BEGIN RECORD EXCERPTS
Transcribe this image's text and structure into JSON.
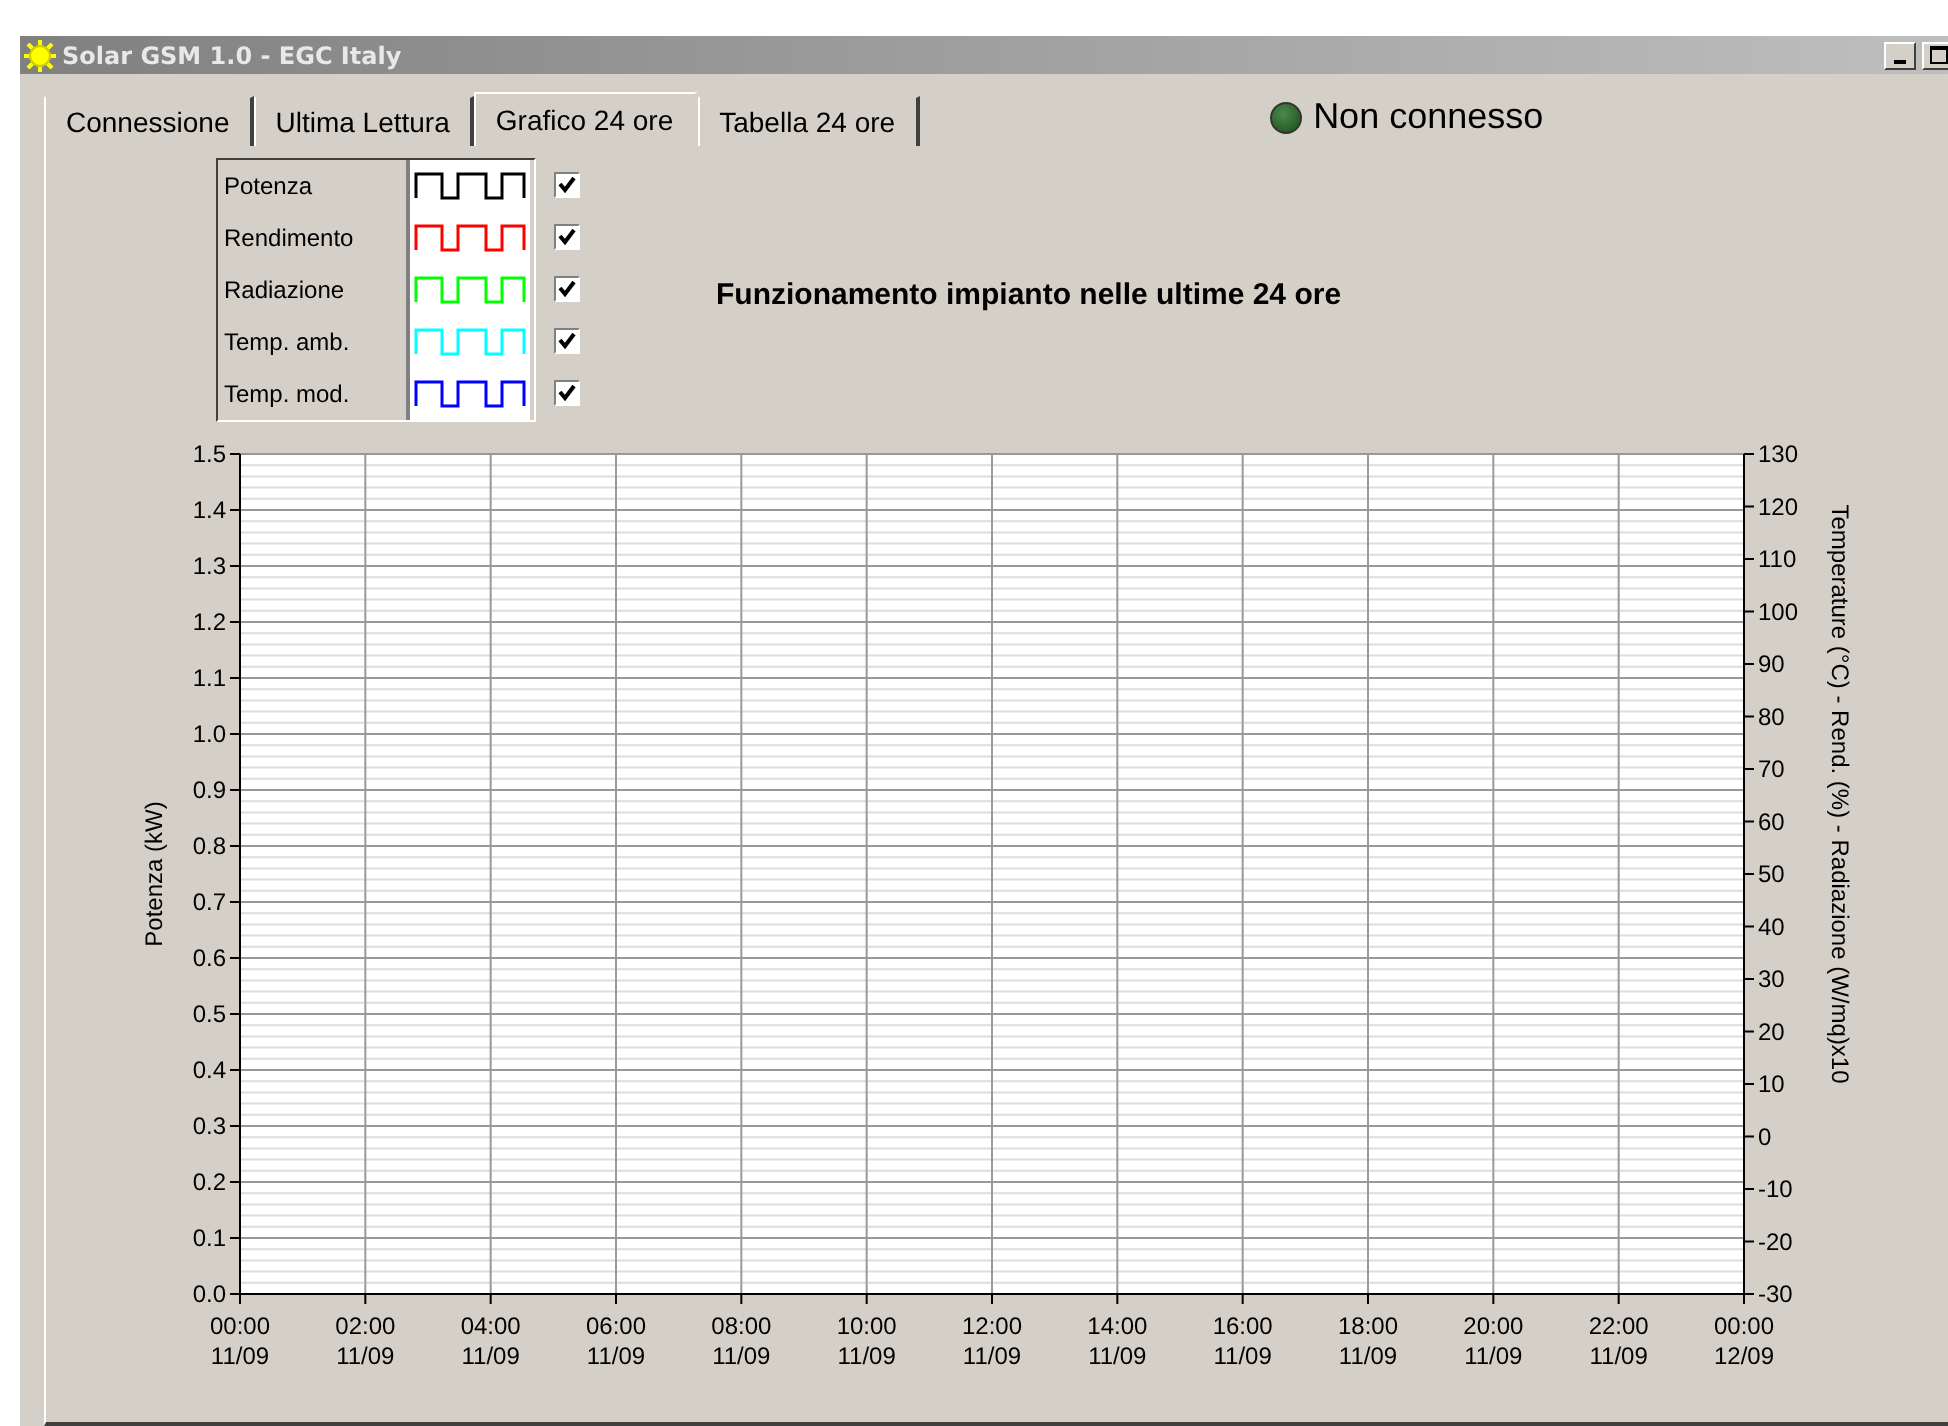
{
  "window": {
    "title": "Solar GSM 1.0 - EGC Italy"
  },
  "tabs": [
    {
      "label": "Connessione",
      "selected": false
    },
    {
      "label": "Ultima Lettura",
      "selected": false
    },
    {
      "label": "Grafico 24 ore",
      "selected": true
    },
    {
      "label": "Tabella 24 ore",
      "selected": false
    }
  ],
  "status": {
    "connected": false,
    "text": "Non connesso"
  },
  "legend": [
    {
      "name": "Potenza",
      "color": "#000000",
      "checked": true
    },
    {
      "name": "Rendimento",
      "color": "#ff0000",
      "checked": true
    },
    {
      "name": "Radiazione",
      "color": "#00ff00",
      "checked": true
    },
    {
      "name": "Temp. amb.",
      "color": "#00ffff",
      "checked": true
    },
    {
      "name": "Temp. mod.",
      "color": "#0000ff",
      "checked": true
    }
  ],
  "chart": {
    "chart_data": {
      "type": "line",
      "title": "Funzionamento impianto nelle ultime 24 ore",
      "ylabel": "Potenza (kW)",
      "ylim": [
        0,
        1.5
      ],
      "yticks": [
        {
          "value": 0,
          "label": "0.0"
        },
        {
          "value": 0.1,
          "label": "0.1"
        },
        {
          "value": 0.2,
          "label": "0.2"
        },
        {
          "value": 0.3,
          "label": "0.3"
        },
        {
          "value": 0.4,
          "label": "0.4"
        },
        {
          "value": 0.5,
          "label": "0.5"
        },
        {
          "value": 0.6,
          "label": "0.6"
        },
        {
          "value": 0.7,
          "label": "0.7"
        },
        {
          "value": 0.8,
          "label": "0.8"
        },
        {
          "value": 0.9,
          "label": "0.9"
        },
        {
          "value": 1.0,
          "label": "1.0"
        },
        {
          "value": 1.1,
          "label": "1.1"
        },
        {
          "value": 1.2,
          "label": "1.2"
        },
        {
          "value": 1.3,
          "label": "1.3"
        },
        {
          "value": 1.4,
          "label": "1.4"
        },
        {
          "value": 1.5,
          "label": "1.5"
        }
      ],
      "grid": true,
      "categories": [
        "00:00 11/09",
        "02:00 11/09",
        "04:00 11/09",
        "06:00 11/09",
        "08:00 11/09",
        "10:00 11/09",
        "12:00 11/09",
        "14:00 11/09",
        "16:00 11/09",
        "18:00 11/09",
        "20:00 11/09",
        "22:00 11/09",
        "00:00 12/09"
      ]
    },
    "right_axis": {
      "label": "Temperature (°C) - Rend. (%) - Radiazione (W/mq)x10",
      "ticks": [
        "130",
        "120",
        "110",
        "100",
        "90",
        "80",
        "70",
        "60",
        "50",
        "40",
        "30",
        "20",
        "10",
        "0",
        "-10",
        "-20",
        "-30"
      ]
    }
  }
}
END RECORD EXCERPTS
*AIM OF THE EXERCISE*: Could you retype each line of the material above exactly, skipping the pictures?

*ANSWER FOR THIS EXERCISE*:
Transcribe this image's text and structure into JSON.
{
  "window": {
    "title": "Solar GSM 1.0 - EGC Italy"
  },
  "tabs": [
    {
      "label": "Connessione",
      "selected": false
    },
    {
      "label": "Ultima Lettura",
      "selected": false
    },
    {
      "label": "Grafico 24 ore",
      "selected": true
    },
    {
      "label": "Tabella 24 ore",
      "selected": false
    }
  ],
  "status": {
    "connected": false,
    "text": "Non connesso"
  },
  "legend": [
    {
      "name": "Potenza",
      "color": "#000000",
      "checked": true
    },
    {
      "name": "Rendimento",
      "color": "#ff0000",
      "checked": true
    },
    {
      "name": "Radiazione",
      "color": "#00ff00",
      "checked": true
    },
    {
      "name": "Temp. amb.",
      "color": "#00ffff",
      "checked": true
    },
    {
      "name": "Temp. mod.",
      "color": "#0000ff",
      "checked": true
    }
  ],
  "chart": {
    "chart_data": {
      "type": "line",
      "title": "Funzionamento impianto nelle ultime 24 ore",
      "ylabel": "Potenza (kW)",
      "ylim": [
        0,
        1.5
      ],
      "yticks": [
        {
          "value": 0,
          "label": "0.0"
        },
        {
          "value": 0.1,
          "label": "0.1"
        },
        {
          "value": 0.2,
          "label": "0.2"
        },
        {
          "value": 0.3,
          "label": "0.3"
        },
        {
          "value": 0.4,
          "label": "0.4"
        },
        {
          "value": 0.5,
          "label": "0.5"
        },
        {
          "value": 0.6,
          "label": "0.6"
        },
        {
          "value": 0.7,
          "label": "0.7"
        },
        {
          "value": 0.8,
          "label": "0.8"
        },
        {
          "value": 0.9,
          "label": "0.9"
        },
        {
          "value": 1.0,
          "label": "1.0"
        },
        {
          "value": 1.1,
          "label": "1.1"
        },
        {
          "value": 1.2,
          "label": "1.2"
        },
        {
          "value": 1.3,
          "label": "1.3"
        },
        {
          "value": 1.4,
          "label": "1.4"
        },
        {
          "value": 1.5,
          "label": "1.5"
        }
      ],
      "grid": true,
      "categories": [
        "00:00 11/09",
        "02:00 11/09",
        "04:00 11/09",
        "06:00 11/09",
        "08:00 11/09",
        "10:00 11/09",
        "12:00 11/09",
        "14:00 11/09",
        "16:00 11/09",
        "18:00 11/09",
        "20:00 11/09",
        "22:00 11/09",
        "00:00 12/09"
      ]
    },
    "right_axis": {
      "label": "Temperature (°C) - Rend. (%) - Radiazione (W/mq)x10",
      "ticks": [
        "130",
        "120",
        "110",
        "100",
        "90",
        "80",
        "70",
        "60",
        "50",
        "40",
        "30",
        "20",
        "10",
        "0",
        "-10",
        "-20",
        "-30"
      ]
    }
  }
}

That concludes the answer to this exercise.